The bill gives employers “more flexibility on what is subject to the deductible,” Fronstin said.

The bill “would allow flexibility around first-dollar coverage,” which means that “the service is covered in full, and patients wouldn’t have to pay a deductible, co-payment or coinsurance,” he explained. “This provision would allow employers to provide first-dollar coverage for various health care services without subjecting them to the high deductible.”

When the HSAs law passed, it said that “everything other than certain preventive services had to be subject to the high deductible.”

The bill will likely make HSAs more palatable to employers, which would likely mean “more people covered by these plans,” Fronstin continued.

“One thing holding [employers] back is they don’t love the inflexibility of the [HSA] plan design,” Fronstin added, noting a Kaiser Family Foundation survey which found that only 17% of employers offer an HSA.

The bill also provides that an HSA-eligible (high-deductible) health plan can provide certain coverage up to a dollar threshold ($250 for an individual and $500 for a family) for each plan year without satisfaction of the plan’s minimum deductible, according to the American Benefits Council.

Spousal contributions to an HSA would also be allowed if a spouse has a health flexible spending account “and narrowly permits employers to offer pre-deductible services at on-site or retail medical clinics,” ABC explains.

Over-the-counter medical products — including feminine or menstrual care products — would also be considered qualified medical expenses for the purpose of distributions from health flexible spending accounts (FSAs) and Archer medical savings accounts, according to the Benefits Council.

A limited amount of qualified sports and fitness expenses could also be treated as medical care for the purposes of health FSAs and health reimbursement accounts (HRAs).

Further, employees, at the employer’s discretion, could convert their FSA and HRA balances (up to $2,650 for an individual or $5,300 for a family) into an HSA contribution upon enrolling in a high-deductible health plan with an HSA.

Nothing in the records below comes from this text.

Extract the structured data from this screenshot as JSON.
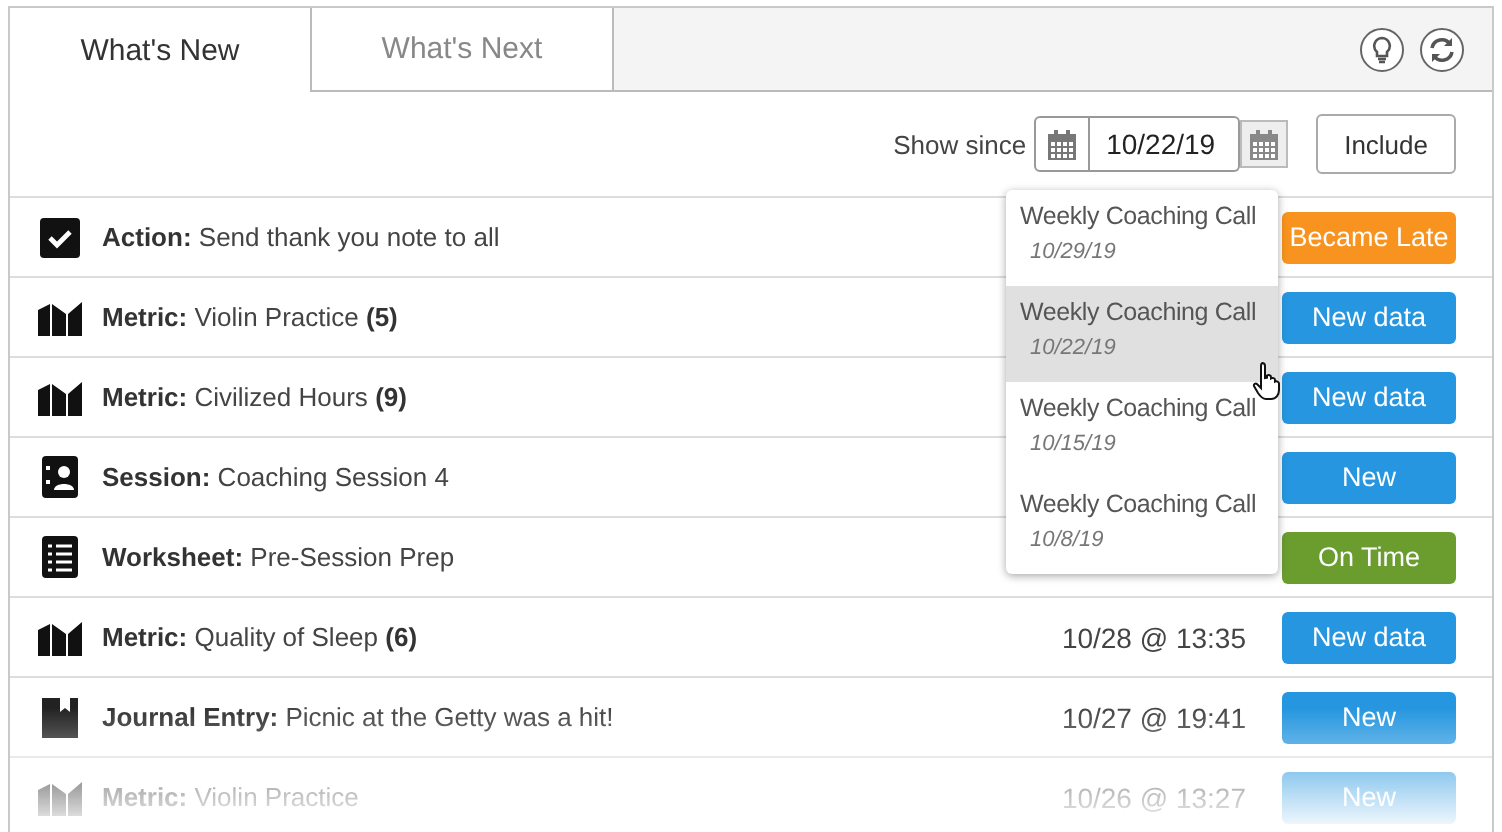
{
  "tabs": [
    {
      "label": "What's New",
      "selected": true
    },
    {
      "label": "What's Next",
      "selected": false
    }
  ],
  "filter": {
    "label": "Show since",
    "date": "10/22/19",
    "button": "Include"
  },
  "rows": [
    {
      "kind": "action",
      "type_label": "Action:",
      "title": "Send thank you note to all",
      "status": {
        "kind": "late",
        "label": "Became Late"
      }
    },
    {
      "kind": "metric",
      "type_label": "Metric:",
      "title": "Violin Practice",
      "count": "(5)",
      "status": {
        "kind": "new",
        "label": "New data"
      }
    },
    {
      "kind": "metric",
      "type_label": "Metric:",
      "title": "Civilized Hours",
      "count": "(9)",
      "status": {
        "kind": "new",
        "label": "New data"
      }
    },
    {
      "kind": "session",
      "type_label": "Session:",
      "title": "Coaching Session 4",
      "status": {
        "kind": "new",
        "label": "New"
      }
    },
    {
      "kind": "worksheet",
      "type_label": "Worksheet:",
      "title": "Pre-Session Prep",
      "status": {
        "kind": "ontime",
        "label": "On Time"
      }
    },
    {
      "kind": "metric",
      "type_label": "Metric:",
      "title": "Quality of Sleep",
      "count": "(6)",
      "time": "10/28 @ 13:35",
      "status": {
        "kind": "new",
        "label": "New data"
      }
    },
    {
      "kind": "journal",
      "type_label": "Journal Entry:",
      "title": "Picnic at the Getty was a hit!",
      "time": "10/27 @ 19:41",
      "status": {
        "kind": "new",
        "label": "New"
      }
    },
    {
      "kind": "metric",
      "type_label": "Metric:",
      "title": "Violin Practice",
      "time": "10/26 @ 13:27",
      "status": {
        "kind": "new",
        "label": "New"
      }
    }
  ],
  "dropdown": [
    {
      "title": "Weekly Coaching Call",
      "date": "10/29/19",
      "selected": false
    },
    {
      "title": "Weekly Coaching Call",
      "date": "10/22/19",
      "selected": true
    },
    {
      "title": "Weekly Coaching Call",
      "date": "10/15/19",
      "selected": false
    },
    {
      "title": "Weekly Coaching Call",
      "date": "10/8/19",
      "selected": false
    }
  ]
}
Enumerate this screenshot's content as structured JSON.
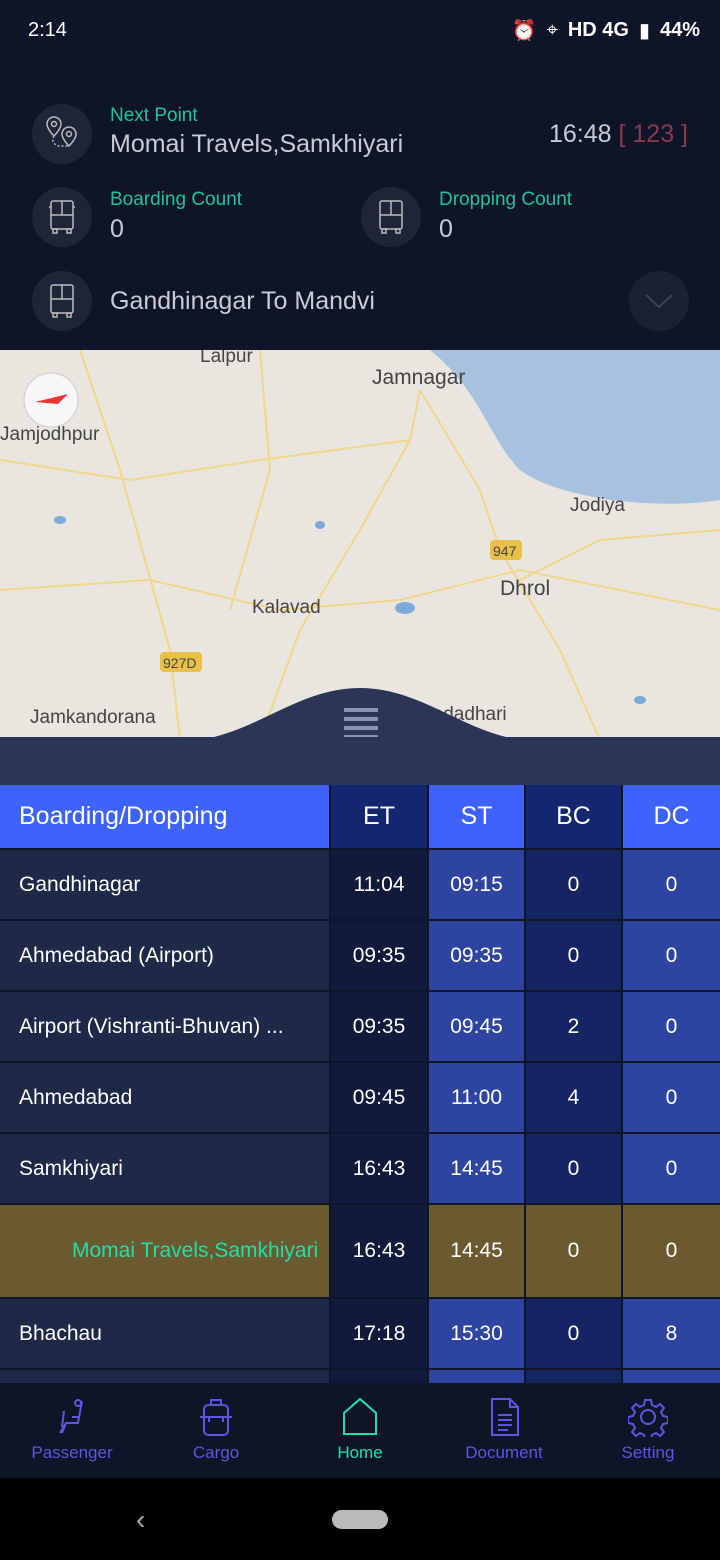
{
  "status_bar": {
    "time": "2:14",
    "network": "HD 4G",
    "battery": "44%"
  },
  "header": {
    "next_point_label": "Next Point",
    "next_point_value": "Momai Travels,Samkhiyari",
    "time": "16:48",
    "delay": "[ 123 ]",
    "boarding_count_label": "Boarding Count",
    "boarding_count": "0",
    "dropping_count_label": "Dropping Count",
    "dropping_count": "0",
    "route": "Gandhinagar To Mandvi"
  },
  "map": {
    "labels": [
      "Lalpur",
      "Jamnagar",
      "Jamjodhpur",
      "Jodiya",
      "947",
      "Dhrol",
      "Kalavad",
      "927D",
      "Jamkandorana",
      "Padadhari"
    ]
  },
  "table": {
    "headers": [
      "Boarding/Dropping",
      "ET",
      "ST",
      "BC",
      "DC"
    ],
    "rows": [
      [
        "Gandhinagar",
        "11:04",
        "09:15",
        "0",
        "0"
      ],
      [
        "Ahmedabad (Airport)",
        "09:35",
        "09:35",
        "0",
        "0"
      ],
      [
        "Airport (Vishranti-Bhuvan) ...",
        "09:35",
        "09:45",
        "2",
        "0"
      ],
      [
        "Ahmedabad",
        "09:45",
        "11:00",
        "4",
        "0"
      ],
      [
        "Samkhiyari",
        "16:43",
        "14:45",
        "0",
        "0"
      ],
      [
        "Momai Travels,Samkhiyari",
        "16:43",
        "14:45",
        "0",
        "0"
      ],
      [
        "Bhachau",
        "17:18",
        "15:30",
        "0",
        "8"
      ]
    ],
    "highlighted_row": 5
  },
  "nav": {
    "items": [
      "Passenger",
      "Cargo",
      "Home",
      "Document",
      "Setting"
    ],
    "active": "Home"
  },
  "colors": {
    "accent_green": "#1fc49a",
    "header_blue": "#3d63fa",
    "highlight": "#6b5a30",
    "delay_red": "#8a3a4a",
    "nav_purple": "#5b57e0"
  }
}
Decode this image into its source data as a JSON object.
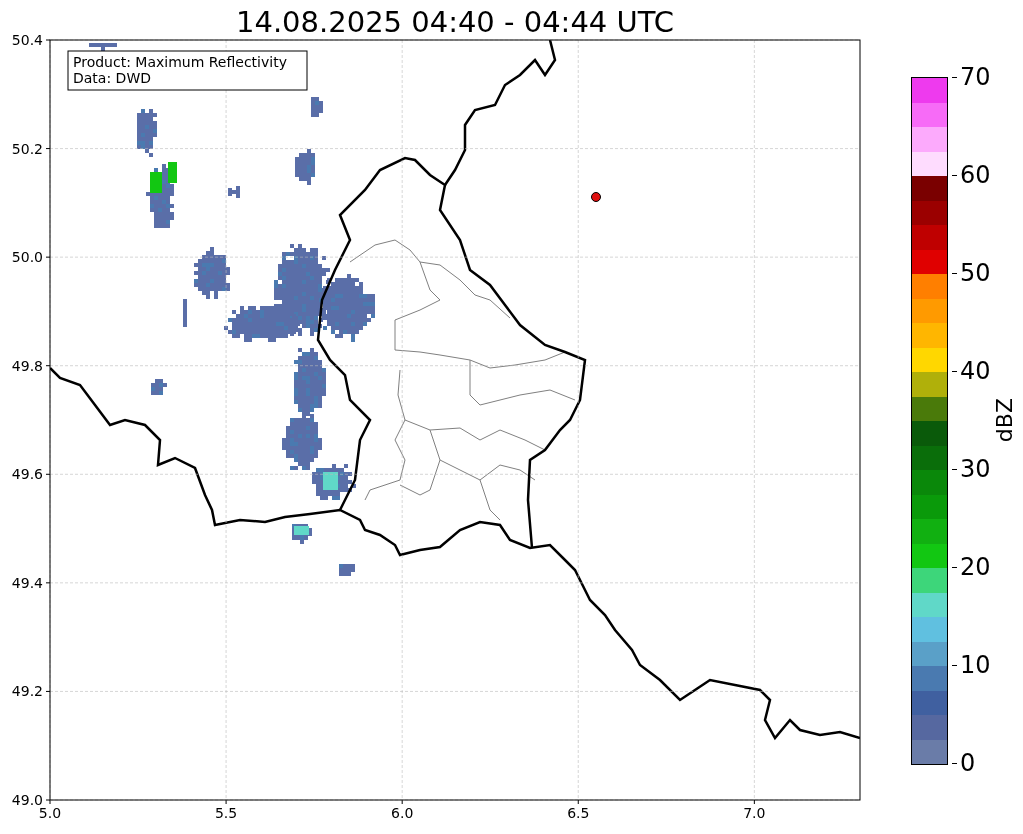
{
  "title": "14.08.2025 04:40 - 04:44 UTC",
  "info_box": {
    "lines": [
      "Product: Maximum Reflectivity",
      "Data: DWD"
    ]
  },
  "x_axis": {
    "ticks": [
      "5.0",
      "5.5",
      "6.0",
      "6.5",
      "7.0"
    ]
  },
  "y_axis": {
    "ticks": [
      "50.4",
      "50.2",
      "50.0",
      "49.8",
      "49.6",
      "49.4",
      "49.2",
      "49.0"
    ]
  },
  "colorbar": {
    "label": "dBZ",
    "ticks": [
      "70",
      "60",
      "50",
      "40",
      "30",
      "20",
      "10",
      "0"
    ],
    "segments": [
      {
        "color": "#ee3aee"
      },
      {
        "color": "#f76bf7"
      },
      {
        "color": "#fcaafc"
      },
      {
        "color": "#fedcfe"
      },
      {
        "color": "#7a0000"
      },
      {
        "color": "#9b0000"
      },
      {
        "color": "#bf0000"
      },
      {
        "color": "#e00000"
      },
      {
        "color": "#ff7f00"
      },
      {
        "color": "#ff9a00"
      },
      {
        "color": "#ffb600"
      },
      {
        "color": "#ffd700"
      },
      {
        "color": "#b0b00a"
      },
      {
        "color": "#4a7a0a"
      },
      {
        "color": "#0a5a0a"
      },
      {
        "color": "#0a6e0a"
      },
      {
        "color": "#0a880a"
      },
      {
        "color": "#0a9a0a"
      },
      {
        "color": "#11b011"
      },
      {
        "color": "#12c712"
      },
      {
        "color": "#3dd67a"
      },
      {
        "color": "#60d8c8"
      },
      {
        "color": "#60c0e0"
      },
      {
        "color": "#5aa0c8"
      },
      {
        "color": "#4a7ab0"
      },
      {
        "color": "#4060a0"
      },
      {
        "color": "#5668a0"
      },
      {
        "color": "#6a7ca8"
      }
    ]
  }
}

H.R. 6311 would increase the HSA maximum contribution limit to the amount of the deductible and out-of-pocket limitation; allow both spouses to make catch-up contributions to the same HSA; and permit distributions from an HSA for medical expenses incurred after enrollment in a HSA-eligible health plan, even if an HSA was not yet established at the time the expenses were incurred.

The bill would also do the following, ABC states:

  • Permit individuals entitled to Medicare Part A (by reason of being over age 65) to contribute to health savings accounts;
  • Allow health FSA amounts to be carried forward each year;
  • Allow all individuals purchasing health insurance in the individual market to purchase a lower premium “copper” plan;
  • Delay the annual fee on health insurance providers (commonly known as the Health Insurer Tax or HIT) until 2022; and
  • Allow plans categorized as catastrophic and bronze in the individual and small group markets to qualify for HSA contributions.

House Ways and Means Committee Chairman Kevin Brady stated after the bills’ passage that “as Republicans continue to work towards comprehensive health care reform, the House is taking action to enact targeted policies that expand access to HSAs, lower costs and premiums through increasing choices.” Brady urged the Senate to take up the bills soon.

A spokesperson for Senate Finance Committee Chairman Orrin Hatch, R-Utah, told ThinkAdvisor on Thursday that Hatch, who has introduced legislation to simplify and expand HSAs, “is currently talking to members on the Senate Finance Committee to see how they would like to move forward on this issue.”


© 2023 ALM Global, LLC, All Rights Reserved. Request academic re-use from All other uses, submit a request to [email protected]. For more information visit Asset & Logo Licensing.